Lawrence’s slightly pompous, gaucheness is particularly well drawn. His eagerness to show off his knowledge of art history, frequently dropping in references to paintings and architecture, nicely awkward, but what kept my interest in this novel was the relationship between the two main protagonists. Just what is Élodie up to? Who is she and how does she manage to live on champagne and foie gras without any visible means of support? What’s her relationship with the enjoyably sleazy Ed Selvin? What is she hoping to get out of this seemingly Trilby/Svengali relationship with Lawrence? Is she quite what she seems? Some, although not all, of these questions are answered but that’s not entirely the point. The novel is as much about the way in which Lawrence is changed by his encounter and what it means for his future life. It’s an interesting spin on the conventional older man/younger woman dynamic and I wondered how I would have felt if the genders had been reversed. An enjoyable novel, then, and one which turned out to be more thought-provoking than I’d expected. I’ll look forward to seeing what Hampson does next.

Floundering: Leading the way to more Australian writing

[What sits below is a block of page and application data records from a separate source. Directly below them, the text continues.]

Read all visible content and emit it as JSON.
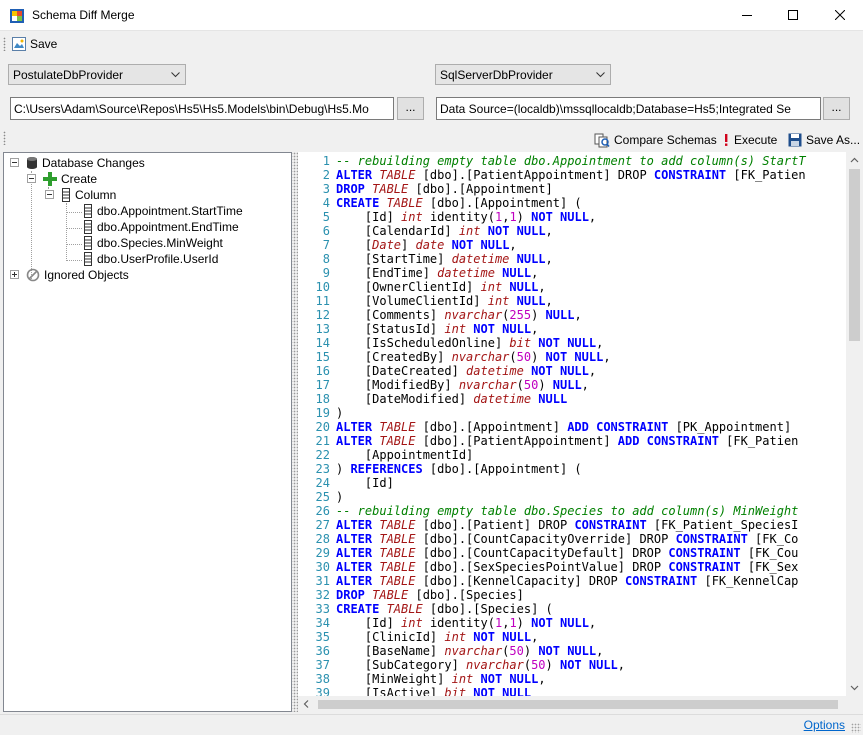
{
  "window": {
    "title": "Schema Diff Merge"
  },
  "toolbar": {
    "save_label": "Save"
  },
  "source": {
    "provider": "PostulateDbProvider",
    "path": "C:\\Users\\Adam\\Source\\Repos\\Hs5\\Hs5.Models\\bin\\Debug\\Hs5.Mo",
    "browse_label": "..."
  },
  "target": {
    "provider": "SqlServerDbProvider",
    "connection": "Data Source=(localdb)\\mssqllocaldb;Database=Hs5;Integrated Se",
    "browse_label": "..."
  },
  "actions": {
    "compare_label": "Compare Schemas",
    "execute_label": "Execute",
    "save_as_label": "Save As..."
  },
  "tree": {
    "root": "Database Changes",
    "create": "Create",
    "column": "Column",
    "columns": [
      "dbo.Appointment.StartTime",
      "dbo.Appointment.EndTime",
      "dbo.Species.MinWeight",
      "dbo.UserProfile.UserId"
    ],
    "ignored": "Ignored Objects"
  },
  "editor": {
    "line_numbers": [
      "1",
      "2",
      "3",
      "4",
      "5",
      "6",
      "7",
      "8",
      "9",
      "10",
      "11",
      "12",
      "13",
      "14",
      "15",
      "16",
      "17",
      "18",
      "19",
      "20",
      "21",
      "22",
      "23",
      "24",
      "25",
      "26",
      "27",
      "28",
      "29",
      "30",
      "31",
      "32",
      "33",
      "34",
      "35",
      "36",
      "37",
      "38",
      "39"
    ],
    "lines": [
      [
        [
          "cm",
          "-- rebuilding empty table dbo.Appointment to add column(s) StartT"
        ]
      ],
      [
        [
          "kw",
          "ALTER "
        ],
        [
          "kwi",
          "TABLE"
        ],
        [
          "txt",
          " [dbo].[PatientAppointment] DROP "
        ],
        [
          "kw",
          "CONSTRAINT"
        ],
        [
          "txt",
          " [FK_Patien"
        ]
      ],
      [
        [
          "kw",
          "DROP "
        ],
        [
          "kwi",
          "TABLE"
        ],
        [
          "txt",
          " [dbo].[Appointment]"
        ]
      ],
      [
        [
          "kw",
          "CREATE "
        ],
        [
          "kwi",
          "TABLE"
        ],
        [
          "txt",
          " [dbo].[Appointment] ("
        ]
      ],
      [
        [
          "txt",
          "    [Id] "
        ],
        [
          "typ",
          "int"
        ],
        [
          "txt",
          " identity("
        ],
        [
          "num",
          "1"
        ],
        [
          "txt",
          ","
        ],
        [
          "num",
          "1"
        ],
        [
          "txt",
          ") "
        ],
        [
          "kw",
          "NOT NULL"
        ],
        [
          "txt",
          ","
        ]
      ],
      [
        [
          "txt",
          "    [CalendarId] "
        ],
        [
          "typ",
          "int"
        ],
        [
          "kw",
          " NOT NULL"
        ],
        [
          "txt",
          ","
        ]
      ],
      [
        [
          "txt",
          "    ["
        ],
        [
          "typ",
          "Date"
        ],
        [
          "txt",
          "] "
        ],
        [
          "typ",
          "date"
        ],
        [
          "kw",
          " NOT NULL"
        ],
        [
          "txt",
          ","
        ]
      ],
      [
        [
          "txt",
          "    [StartTime] "
        ],
        [
          "typ",
          "datetime"
        ],
        [
          "kw",
          " NULL"
        ],
        [
          "txt",
          ","
        ]
      ],
      [
        [
          "txt",
          "    [EndTime] "
        ],
        [
          "typ",
          "datetime"
        ],
        [
          "kw",
          " NULL"
        ],
        [
          "txt",
          ","
        ]
      ],
      [
        [
          "txt",
          "    [OwnerClientId] "
        ],
        [
          "typ",
          "int"
        ],
        [
          "kw",
          " NULL"
        ],
        [
          "txt",
          ","
        ]
      ],
      [
        [
          "txt",
          "    [VolumeClientId] "
        ],
        [
          "typ",
          "int"
        ],
        [
          "kw",
          " NULL"
        ],
        [
          "txt",
          ","
        ]
      ],
      [
        [
          "txt",
          "    [Comments] "
        ],
        [
          "typ",
          "nvarchar"
        ],
        [
          "txt",
          "("
        ],
        [
          "num",
          "255"
        ],
        [
          "txt",
          ") "
        ],
        [
          "kw",
          "NULL"
        ],
        [
          "txt",
          ","
        ]
      ],
      [
        [
          "txt",
          "    [StatusId] "
        ],
        [
          "typ",
          "int"
        ],
        [
          "kw",
          " NOT NULL"
        ],
        [
          "txt",
          ","
        ]
      ],
      [
        [
          "txt",
          "    [IsScheduledOnline] "
        ],
        [
          "typ",
          "bit"
        ],
        [
          "kw",
          " NOT NULL"
        ],
        [
          "txt",
          ","
        ]
      ],
      [
        [
          "txt",
          "    [CreatedBy] "
        ],
        [
          "typ",
          "nvarchar"
        ],
        [
          "txt",
          "("
        ],
        [
          "num",
          "50"
        ],
        [
          "txt",
          ") "
        ],
        [
          "kw",
          "NOT NULL"
        ],
        [
          "txt",
          ","
        ]
      ],
      [
        [
          "txt",
          "    [DateCreated] "
        ],
        [
          "typ",
          "datetime"
        ],
        [
          "kw",
          " NOT NULL"
        ],
        [
          "txt",
          ","
        ]
      ],
      [
        [
          "txt",
          "    [ModifiedBy] "
        ],
        [
          "typ",
          "nvarchar"
        ],
        [
          "txt",
          "("
        ],
        [
          "num",
          "50"
        ],
        [
          "txt",
          ") "
        ],
        [
          "kw",
          "NULL"
        ],
        [
          "txt",
          ","
        ]
      ],
      [
        [
          "txt",
          "    [DateModified] "
        ],
        [
          "typ",
          "datetime"
        ],
        [
          "kw",
          " NULL"
        ]
      ],
      [
        [
          "txt",
          ")"
        ]
      ],
      [
        [
          "kw",
          "ALTER "
        ],
        [
          "kwi",
          "TABLE"
        ],
        [
          "txt",
          " [dbo].[Appointment] "
        ],
        [
          "kw",
          "ADD CONSTRAINT"
        ],
        [
          "txt",
          " [PK_Appointment]"
        ]
      ],
      [
        [
          "kw",
          "ALTER "
        ],
        [
          "kwi",
          "TABLE"
        ],
        [
          "txt",
          " [dbo].[PatientAppointment] "
        ],
        [
          "kw",
          "ADD CONSTRAINT"
        ],
        [
          "txt",
          " [FK_Patien"
        ]
      ],
      [
        [
          "txt",
          "    [AppointmentId]"
        ]
      ],
      [
        [
          "txt",
          ") "
        ],
        [
          "kw",
          "REFERENCES"
        ],
        [
          "txt",
          " [dbo].[Appointment] ("
        ]
      ],
      [
        [
          "txt",
          "    [Id]"
        ]
      ],
      [
        [
          "txt",
          ")"
        ]
      ],
      [
        [
          "cm",
          "-- rebuilding empty table dbo.Species to add column(s) MinWeight"
        ]
      ],
      [
        [
          "kw",
          "ALTER "
        ],
        [
          "kwi",
          "TABLE"
        ],
        [
          "txt",
          " [dbo].[Patient] DROP "
        ],
        [
          "kw",
          "CONSTRAINT"
        ],
        [
          "txt",
          " [FK_Patient_SpeciesI"
        ]
      ],
      [
        [
          "kw",
          "ALTER "
        ],
        [
          "kwi",
          "TABLE"
        ],
        [
          "txt",
          " [dbo].[CountCapacityOverride] DROP "
        ],
        [
          "kw",
          "CONSTRAINT"
        ],
        [
          "txt",
          " [FK_Co"
        ]
      ],
      [
        [
          "kw",
          "ALTER "
        ],
        [
          "kwi",
          "TABLE"
        ],
        [
          "txt",
          " [dbo].[CountCapacityDefault] DROP "
        ],
        [
          "kw",
          "CONSTRAINT"
        ],
        [
          "txt",
          " [FK_Cou"
        ]
      ],
      [
        [
          "kw",
          "ALTER "
        ],
        [
          "kwi",
          "TABLE"
        ],
        [
          "txt",
          " [dbo].[SexSpeciesPointValue] DROP "
        ],
        [
          "kw",
          "CONSTRAINT"
        ],
        [
          "txt",
          " [FK_Sex"
        ]
      ],
      [
        [
          "kw",
          "ALTER "
        ],
        [
          "kwi",
          "TABLE"
        ],
        [
          "txt",
          " [dbo].[KennelCapacity] DROP "
        ],
        [
          "kw",
          "CONSTRAINT"
        ],
        [
          "txt",
          " [FK_KennelCap"
        ]
      ],
      [
        [
          "kw",
          "DROP "
        ],
        [
          "kwi",
          "TABLE"
        ],
        [
          "txt",
          " [dbo].[Species]"
        ]
      ],
      [
        [
          "kw",
          "CREATE "
        ],
        [
          "kwi",
          "TABLE"
        ],
        [
          "txt",
          " [dbo].[Species] ("
        ]
      ],
      [
        [
          "txt",
          "    [Id] "
        ],
        [
          "typ",
          "int"
        ],
        [
          "txt",
          " identity("
        ],
        [
          "num",
          "1"
        ],
        [
          "txt",
          ","
        ],
        [
          "num",
          "1"
        ],
        [
          "txt",
          ") "
        ],
        [
          "kw",
          "NOT NULL"
        ],
        [
          "txt",
          ","
        ]
      ],
      [
        [
          "txt",
          "    [ClinicId] "
        ],
        [
          "typ",
          "int"
        ],
        [
          "kw",
          " NOT NULL"
        ],
        [
          "txt",
          ","
        ]
      ],
      [
        [
          "txt",
          "    [BaseName] "
        ],
        [
          "typ",
          "nvarchar"
        ],
        [
          "txt",
          "("
        ],
        [
          "num",
          "50"
        ],
        [
          "txt",
          ") "
        ],
        [
          "kw",
          "NOT NULL"
        ],
        [
          "txt",
          ","
        ]
      ],
      [
        [
          "txt",
          "    [SubCategory] "
        ],
        [
          "typ",
          "nvarchar"
        ],
        [
          "txt",
          "("
        ],
        [
          "num",
          "50"
        ],
        [
          "txt",
          ") "
        ],
        [
          "kw",
          "NOT NULL"
        ],
        [
          "txt",
          ","
        ]
      ],
      [
        [
          "txt",
          "    [MinWeight] "
        ],
        [
          "typ",
          "int"
        ],
        [
          "kw",
          " NOT NULL"
        ],
        [
          "txt",
          ","
        ]
      ],
      [
        [
          "txt",
          "    [IsActive] "
        ],
        [
          "typ",
          "bit"
        ],
        [
          "kw",
          " NOT NULL"
        ]
      ]
    ]
  },
  "status": {
    "options_label": "Options"
  },
  "colors": {
    "keyword": "#0000ff",
    "type": "#a31515",
    "number": "#c000c0",
    "comment": "#008000",
    "line_number": "#2b91af",
    "link": "#0066cc"
  }
}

Cover imageRomy Ash’s Floundering comes shortlisted for what must be just about every Australian literary prize there is, including the Miles Franklin Award which most of us literary poms have heard of. Aside from Tim Winton and Peter Carey, I don’t read much Australian fiction mainly, I suspect, because not much is published in the UK but that may change as this is the first book from the antipodean Text Publishing to be distributed here. If Floundering is a taste of what’s available their books are well worth seeking out, particularly as this one’s published straight into affordable paperback. It’s described in the press release as ‘powerful debut fiction’, a phrase which sets my sceptic antenna twitching – are they ever anything else? – but this one lives up to its description.

It begins as a road trip. Loretta swings by her parents’ home to pick up her two sons, Tom and Jordy, who she’d left on their doorstep a year ago because ‘things just got complicated’. They get in her car, not quite knowing what’s in store, and she drives off with not a word to their Gran and Pa. They’re on the road for days: what’s needed along the way is shoplifted; they sleep in the car; the heat is suffocating; insects bite mercilessly but Tom, who narrates the novel, manages to remain cheerful although increasingly uneasy and at times downright scared. His initial acceptance gives way to a terrible worry – where will he pee, what will they eat, where will they sleep. He and his older brother Jordy bicker while Loretta – never to be called Mum – chivvies them, often hung over, sometimes drinking at the wheel. They finally arrive at a campsite where Loretta slowly unravels, the heat bounces off everything and their next door neighbour Nev, can’t stand to have little boys around. Things go from bad to worse.

Through Tom’s voice, Ash manages to capture the panicky fear of an eleven-year-old boy unsure of what his increasingly chaotic and unpredictable mother will do next. Her writing is clean and crisp, punctuated with images made all the more striking for that. The all-pervasive heat of the Australian west coast is palpable, and if at first the reason for Nev’s surliness seems a little predictable,  Ash handles it well enough to avoid hackneyed cliché. It really is a powerful debut and it had me gripped to the end, dreading what horrors Tom and Jordy were about to meet.